The U.S. marked its seventh years in a row of declining fertility rates in 2017, which dropped to 1,765.5 births per 1,000 women, according to the Centers for Disease Control and Prevention.
That’s about 16 percent below the number needed — 2,100 births per 1,000 women — for the population to reduce itself, according to U.S. News & World Report.
The 2017 statistics are down from:
- 1,820.5 in 2016
- 1,843.5 in 2015, and
- 1,862.5 in 2014
The annual CDC report broke down the number of births per state and race.
South Dakota and Utah had rates above the number needed for a stable population, while the District of Columbia had the lowest.
Hispanics had the most babies in 2017 — 2,006.5 per 1,000 women — while white women had the fewest at a rate of 1,666.5.

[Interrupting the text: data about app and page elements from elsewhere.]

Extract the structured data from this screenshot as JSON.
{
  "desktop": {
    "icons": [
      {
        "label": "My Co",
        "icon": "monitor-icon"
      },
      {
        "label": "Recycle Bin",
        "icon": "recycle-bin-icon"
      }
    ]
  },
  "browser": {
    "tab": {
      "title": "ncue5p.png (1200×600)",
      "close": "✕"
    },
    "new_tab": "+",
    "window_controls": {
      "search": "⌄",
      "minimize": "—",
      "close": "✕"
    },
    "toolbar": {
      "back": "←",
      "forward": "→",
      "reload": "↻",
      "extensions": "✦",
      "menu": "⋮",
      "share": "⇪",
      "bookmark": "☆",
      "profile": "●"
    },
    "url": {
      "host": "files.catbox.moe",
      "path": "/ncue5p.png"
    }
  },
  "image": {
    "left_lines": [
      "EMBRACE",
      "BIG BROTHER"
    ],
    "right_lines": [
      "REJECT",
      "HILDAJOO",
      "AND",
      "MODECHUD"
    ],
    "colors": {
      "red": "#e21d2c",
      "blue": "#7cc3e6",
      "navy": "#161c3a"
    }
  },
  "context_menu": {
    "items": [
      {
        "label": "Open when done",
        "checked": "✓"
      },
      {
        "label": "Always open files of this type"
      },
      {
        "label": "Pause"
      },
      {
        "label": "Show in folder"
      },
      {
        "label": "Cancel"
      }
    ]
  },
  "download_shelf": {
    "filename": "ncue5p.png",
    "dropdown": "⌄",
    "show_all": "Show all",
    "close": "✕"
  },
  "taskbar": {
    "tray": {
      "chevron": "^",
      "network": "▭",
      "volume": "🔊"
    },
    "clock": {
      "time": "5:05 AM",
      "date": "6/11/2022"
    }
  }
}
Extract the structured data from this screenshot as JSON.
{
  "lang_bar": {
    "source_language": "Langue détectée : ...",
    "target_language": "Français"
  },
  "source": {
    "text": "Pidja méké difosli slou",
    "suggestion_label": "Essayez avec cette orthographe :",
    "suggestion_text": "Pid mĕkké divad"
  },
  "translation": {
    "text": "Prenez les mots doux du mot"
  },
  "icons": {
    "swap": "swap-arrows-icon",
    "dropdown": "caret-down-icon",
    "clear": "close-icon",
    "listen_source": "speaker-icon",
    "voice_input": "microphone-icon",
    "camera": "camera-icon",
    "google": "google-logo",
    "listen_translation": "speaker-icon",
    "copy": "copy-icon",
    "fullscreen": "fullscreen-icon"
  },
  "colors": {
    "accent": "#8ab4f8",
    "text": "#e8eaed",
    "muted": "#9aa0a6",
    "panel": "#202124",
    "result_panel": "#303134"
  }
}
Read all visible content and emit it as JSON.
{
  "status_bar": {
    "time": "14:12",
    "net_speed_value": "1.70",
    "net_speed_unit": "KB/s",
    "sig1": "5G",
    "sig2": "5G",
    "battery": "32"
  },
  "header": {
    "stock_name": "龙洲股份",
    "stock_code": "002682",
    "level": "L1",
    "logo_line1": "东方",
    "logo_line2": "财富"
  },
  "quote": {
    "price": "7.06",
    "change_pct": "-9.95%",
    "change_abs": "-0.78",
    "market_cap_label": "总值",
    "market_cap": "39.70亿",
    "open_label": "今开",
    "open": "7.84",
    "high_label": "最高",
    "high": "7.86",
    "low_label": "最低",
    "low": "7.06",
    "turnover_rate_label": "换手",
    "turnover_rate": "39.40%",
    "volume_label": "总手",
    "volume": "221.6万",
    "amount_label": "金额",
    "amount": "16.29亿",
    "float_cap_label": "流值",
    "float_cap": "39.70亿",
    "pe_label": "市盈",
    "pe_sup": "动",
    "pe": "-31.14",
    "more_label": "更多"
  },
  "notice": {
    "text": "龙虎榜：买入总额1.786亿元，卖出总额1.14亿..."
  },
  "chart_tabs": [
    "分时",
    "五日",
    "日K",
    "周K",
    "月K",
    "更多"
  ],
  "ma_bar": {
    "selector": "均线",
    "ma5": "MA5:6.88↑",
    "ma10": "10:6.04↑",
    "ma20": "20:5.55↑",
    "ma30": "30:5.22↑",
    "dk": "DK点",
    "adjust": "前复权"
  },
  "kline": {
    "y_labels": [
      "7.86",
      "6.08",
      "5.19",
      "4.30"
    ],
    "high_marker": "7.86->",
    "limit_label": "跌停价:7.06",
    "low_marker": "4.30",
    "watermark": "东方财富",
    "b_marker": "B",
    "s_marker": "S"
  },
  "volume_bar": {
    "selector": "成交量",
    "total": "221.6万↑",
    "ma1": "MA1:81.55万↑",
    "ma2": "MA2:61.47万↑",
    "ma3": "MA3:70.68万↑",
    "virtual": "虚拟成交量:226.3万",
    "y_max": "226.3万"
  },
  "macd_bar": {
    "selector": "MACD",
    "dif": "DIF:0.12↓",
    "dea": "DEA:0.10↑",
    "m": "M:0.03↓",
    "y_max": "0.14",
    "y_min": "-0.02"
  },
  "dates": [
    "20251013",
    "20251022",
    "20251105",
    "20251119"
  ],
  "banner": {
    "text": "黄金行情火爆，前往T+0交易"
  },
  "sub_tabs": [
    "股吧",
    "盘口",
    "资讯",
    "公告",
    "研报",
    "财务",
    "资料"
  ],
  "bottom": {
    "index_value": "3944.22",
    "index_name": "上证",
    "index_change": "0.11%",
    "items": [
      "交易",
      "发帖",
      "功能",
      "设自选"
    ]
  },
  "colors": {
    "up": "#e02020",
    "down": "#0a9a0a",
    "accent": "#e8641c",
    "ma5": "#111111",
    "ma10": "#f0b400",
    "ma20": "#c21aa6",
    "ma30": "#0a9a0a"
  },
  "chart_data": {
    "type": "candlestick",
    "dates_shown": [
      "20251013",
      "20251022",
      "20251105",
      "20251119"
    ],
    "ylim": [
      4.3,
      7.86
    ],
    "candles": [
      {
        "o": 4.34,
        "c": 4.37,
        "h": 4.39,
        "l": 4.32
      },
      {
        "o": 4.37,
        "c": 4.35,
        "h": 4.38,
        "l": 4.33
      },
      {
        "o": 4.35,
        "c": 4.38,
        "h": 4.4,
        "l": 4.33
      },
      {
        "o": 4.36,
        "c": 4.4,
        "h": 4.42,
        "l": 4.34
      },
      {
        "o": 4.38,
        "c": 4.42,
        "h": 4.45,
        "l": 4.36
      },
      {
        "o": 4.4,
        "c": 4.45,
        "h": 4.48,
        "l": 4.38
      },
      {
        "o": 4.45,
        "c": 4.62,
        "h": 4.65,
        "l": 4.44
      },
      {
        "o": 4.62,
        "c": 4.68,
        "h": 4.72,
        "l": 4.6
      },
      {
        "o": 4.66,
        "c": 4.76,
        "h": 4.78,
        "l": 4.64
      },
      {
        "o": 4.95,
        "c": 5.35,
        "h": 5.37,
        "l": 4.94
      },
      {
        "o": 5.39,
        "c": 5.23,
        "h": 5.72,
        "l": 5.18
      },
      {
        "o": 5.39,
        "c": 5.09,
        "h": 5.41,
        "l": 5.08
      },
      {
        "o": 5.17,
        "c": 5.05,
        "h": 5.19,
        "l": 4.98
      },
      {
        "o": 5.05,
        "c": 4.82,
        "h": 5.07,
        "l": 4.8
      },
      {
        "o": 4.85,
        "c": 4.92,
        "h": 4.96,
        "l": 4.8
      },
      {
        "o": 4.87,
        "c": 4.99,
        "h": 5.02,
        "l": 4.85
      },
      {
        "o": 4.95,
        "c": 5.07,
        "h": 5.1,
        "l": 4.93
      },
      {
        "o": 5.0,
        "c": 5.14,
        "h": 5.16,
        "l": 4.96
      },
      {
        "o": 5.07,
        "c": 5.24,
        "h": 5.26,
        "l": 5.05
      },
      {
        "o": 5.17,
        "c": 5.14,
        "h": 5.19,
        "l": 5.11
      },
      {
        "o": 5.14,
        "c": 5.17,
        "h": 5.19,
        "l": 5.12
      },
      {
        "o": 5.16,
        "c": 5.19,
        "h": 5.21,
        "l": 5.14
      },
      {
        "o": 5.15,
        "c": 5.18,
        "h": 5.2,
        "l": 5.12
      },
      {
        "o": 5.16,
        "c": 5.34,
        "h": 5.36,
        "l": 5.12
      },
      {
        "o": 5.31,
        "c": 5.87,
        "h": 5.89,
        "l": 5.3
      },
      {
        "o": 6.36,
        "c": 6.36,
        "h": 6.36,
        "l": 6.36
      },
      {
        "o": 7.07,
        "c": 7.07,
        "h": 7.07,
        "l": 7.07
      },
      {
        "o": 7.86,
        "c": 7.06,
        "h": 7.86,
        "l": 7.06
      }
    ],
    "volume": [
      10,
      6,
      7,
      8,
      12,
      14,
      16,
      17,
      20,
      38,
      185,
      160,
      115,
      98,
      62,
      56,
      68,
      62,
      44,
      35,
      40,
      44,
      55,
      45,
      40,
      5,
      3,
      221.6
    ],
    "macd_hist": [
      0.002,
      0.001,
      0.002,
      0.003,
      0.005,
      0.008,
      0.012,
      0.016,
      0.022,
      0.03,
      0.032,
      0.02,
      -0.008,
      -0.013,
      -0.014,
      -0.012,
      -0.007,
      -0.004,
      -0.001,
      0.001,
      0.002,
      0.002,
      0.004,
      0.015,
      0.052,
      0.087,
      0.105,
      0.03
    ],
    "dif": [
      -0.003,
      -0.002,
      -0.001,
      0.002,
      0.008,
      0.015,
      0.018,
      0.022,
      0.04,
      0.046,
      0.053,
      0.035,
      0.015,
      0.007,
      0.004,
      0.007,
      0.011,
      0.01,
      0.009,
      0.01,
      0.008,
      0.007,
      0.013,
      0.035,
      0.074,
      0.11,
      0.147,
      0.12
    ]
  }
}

The report does not give specific reasons behind the decreasing birth rates, but experts say a combination of economic changes, access to contraception, and better sex education may have led to the drop in babies born to teen moms.